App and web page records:

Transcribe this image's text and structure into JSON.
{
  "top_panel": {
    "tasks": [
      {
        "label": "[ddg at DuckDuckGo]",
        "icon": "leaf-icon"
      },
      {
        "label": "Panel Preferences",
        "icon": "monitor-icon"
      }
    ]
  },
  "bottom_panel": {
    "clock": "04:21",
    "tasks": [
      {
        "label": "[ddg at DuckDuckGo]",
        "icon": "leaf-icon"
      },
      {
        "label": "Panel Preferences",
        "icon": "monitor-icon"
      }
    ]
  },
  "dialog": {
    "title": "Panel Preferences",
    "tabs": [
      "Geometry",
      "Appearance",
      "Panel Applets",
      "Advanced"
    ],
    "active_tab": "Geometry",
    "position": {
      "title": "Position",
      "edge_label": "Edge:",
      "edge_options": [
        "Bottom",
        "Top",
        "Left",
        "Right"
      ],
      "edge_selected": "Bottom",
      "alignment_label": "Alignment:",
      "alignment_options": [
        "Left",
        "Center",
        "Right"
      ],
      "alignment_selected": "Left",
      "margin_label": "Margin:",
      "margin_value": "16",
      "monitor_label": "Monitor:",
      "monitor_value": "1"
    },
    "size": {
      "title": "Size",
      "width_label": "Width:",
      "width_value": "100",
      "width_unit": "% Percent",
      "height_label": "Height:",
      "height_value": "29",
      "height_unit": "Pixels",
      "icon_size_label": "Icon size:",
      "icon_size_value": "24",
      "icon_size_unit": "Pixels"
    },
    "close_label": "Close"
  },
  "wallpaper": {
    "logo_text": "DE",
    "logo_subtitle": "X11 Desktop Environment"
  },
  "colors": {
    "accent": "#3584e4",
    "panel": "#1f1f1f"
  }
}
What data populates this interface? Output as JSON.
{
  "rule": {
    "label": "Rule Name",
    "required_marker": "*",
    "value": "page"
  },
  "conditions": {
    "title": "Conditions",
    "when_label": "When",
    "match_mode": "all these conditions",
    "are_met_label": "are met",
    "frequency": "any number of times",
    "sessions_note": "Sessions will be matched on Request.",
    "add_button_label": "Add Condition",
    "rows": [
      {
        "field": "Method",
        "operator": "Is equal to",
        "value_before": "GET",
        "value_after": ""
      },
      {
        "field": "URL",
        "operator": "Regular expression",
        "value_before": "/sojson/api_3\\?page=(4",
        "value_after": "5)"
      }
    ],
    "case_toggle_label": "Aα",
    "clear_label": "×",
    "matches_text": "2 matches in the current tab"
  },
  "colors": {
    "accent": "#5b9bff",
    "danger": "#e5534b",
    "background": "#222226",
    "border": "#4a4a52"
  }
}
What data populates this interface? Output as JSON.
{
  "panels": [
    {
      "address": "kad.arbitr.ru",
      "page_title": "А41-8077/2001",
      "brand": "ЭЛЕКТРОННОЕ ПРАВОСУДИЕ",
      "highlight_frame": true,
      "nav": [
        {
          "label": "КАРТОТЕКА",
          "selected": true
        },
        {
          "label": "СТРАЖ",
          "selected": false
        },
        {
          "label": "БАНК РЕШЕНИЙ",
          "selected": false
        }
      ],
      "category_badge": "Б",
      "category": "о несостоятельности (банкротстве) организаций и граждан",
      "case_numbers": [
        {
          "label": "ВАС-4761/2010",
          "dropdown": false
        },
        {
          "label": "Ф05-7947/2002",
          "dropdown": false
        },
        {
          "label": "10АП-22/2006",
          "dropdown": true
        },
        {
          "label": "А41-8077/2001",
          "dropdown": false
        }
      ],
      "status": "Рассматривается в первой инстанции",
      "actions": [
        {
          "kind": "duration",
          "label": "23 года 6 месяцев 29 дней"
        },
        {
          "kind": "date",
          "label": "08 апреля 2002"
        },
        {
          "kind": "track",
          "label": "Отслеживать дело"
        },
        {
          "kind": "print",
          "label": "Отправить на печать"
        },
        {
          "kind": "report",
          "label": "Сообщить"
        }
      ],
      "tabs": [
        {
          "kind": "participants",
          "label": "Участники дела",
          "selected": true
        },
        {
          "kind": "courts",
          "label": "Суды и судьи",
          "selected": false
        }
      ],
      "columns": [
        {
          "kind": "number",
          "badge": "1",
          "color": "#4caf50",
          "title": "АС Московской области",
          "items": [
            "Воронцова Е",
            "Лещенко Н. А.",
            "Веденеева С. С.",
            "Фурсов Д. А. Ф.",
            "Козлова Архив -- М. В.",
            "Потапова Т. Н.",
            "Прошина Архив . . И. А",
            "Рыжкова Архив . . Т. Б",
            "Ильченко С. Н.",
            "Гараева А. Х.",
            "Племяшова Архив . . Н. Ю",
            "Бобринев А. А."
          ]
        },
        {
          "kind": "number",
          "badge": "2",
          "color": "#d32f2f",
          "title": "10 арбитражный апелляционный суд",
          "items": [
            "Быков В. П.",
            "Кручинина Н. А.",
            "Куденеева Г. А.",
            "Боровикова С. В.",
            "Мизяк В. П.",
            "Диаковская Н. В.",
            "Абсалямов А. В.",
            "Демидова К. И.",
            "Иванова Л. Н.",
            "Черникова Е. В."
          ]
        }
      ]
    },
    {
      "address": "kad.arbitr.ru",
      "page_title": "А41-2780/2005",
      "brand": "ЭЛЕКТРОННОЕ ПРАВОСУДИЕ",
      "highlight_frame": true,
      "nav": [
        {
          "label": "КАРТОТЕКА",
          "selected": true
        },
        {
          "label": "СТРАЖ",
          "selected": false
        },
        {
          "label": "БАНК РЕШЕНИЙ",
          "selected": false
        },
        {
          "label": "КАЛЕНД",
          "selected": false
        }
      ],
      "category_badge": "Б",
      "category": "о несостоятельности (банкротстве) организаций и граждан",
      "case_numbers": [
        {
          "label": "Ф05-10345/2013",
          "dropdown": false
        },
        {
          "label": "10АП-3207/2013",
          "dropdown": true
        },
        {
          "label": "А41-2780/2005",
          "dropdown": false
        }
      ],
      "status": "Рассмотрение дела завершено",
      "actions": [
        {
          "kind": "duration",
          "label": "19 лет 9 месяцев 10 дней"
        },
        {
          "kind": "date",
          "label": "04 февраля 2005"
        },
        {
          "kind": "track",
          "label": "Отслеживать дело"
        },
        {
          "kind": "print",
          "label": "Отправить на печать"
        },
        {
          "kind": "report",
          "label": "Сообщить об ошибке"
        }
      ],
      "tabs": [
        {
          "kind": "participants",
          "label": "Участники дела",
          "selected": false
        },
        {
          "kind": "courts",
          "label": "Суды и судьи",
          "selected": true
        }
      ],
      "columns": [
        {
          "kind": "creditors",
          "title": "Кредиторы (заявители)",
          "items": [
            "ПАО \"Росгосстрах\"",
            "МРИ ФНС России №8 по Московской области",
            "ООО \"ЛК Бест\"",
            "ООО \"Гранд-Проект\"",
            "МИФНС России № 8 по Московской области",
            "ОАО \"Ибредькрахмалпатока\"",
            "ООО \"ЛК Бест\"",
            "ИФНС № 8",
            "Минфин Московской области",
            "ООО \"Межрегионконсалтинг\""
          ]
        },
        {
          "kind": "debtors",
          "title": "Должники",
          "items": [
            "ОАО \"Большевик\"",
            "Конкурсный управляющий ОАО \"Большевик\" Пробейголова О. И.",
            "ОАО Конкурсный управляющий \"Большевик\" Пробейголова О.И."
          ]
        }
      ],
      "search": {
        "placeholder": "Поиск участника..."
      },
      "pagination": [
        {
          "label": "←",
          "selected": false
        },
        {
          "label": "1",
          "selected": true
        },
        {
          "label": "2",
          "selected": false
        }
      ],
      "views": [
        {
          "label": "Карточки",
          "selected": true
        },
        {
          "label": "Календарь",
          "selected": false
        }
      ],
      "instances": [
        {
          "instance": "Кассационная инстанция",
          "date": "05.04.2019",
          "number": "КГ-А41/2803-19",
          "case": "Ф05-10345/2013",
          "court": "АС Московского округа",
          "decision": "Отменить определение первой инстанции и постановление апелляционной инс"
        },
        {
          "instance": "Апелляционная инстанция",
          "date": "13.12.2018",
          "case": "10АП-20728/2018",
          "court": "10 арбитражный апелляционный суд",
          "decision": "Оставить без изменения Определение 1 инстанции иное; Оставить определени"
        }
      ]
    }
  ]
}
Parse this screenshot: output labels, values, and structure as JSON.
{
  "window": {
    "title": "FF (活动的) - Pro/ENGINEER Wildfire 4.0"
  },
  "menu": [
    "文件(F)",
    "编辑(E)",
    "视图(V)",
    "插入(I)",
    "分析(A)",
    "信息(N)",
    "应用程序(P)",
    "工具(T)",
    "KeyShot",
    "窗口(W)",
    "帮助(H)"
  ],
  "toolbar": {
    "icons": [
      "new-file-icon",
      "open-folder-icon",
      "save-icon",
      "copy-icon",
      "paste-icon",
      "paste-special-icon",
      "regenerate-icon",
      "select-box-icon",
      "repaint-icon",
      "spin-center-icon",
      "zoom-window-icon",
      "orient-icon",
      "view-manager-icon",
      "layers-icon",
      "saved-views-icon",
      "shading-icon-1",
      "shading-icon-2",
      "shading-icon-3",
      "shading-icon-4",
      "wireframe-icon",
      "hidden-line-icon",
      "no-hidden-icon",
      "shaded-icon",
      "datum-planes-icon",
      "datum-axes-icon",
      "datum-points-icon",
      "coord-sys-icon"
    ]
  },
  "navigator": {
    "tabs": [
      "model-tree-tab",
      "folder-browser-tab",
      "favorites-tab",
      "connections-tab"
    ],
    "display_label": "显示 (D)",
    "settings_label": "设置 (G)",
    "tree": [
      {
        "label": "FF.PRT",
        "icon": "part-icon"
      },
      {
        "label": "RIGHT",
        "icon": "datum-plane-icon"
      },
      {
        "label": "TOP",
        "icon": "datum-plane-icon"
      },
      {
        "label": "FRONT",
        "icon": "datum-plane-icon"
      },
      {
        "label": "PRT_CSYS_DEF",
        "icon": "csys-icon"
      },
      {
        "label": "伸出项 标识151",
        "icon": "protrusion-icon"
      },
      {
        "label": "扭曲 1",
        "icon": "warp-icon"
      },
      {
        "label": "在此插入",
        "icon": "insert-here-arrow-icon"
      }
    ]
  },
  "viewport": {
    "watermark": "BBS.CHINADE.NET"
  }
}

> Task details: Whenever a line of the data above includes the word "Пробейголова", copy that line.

> Response to the exercise:
            "Конкурсный управляющий ОАО \"Большевик\" Пробейголова О. И.",
            "ОАО Конкурсный управляющий \"Большевик\" Пробейголова О.И."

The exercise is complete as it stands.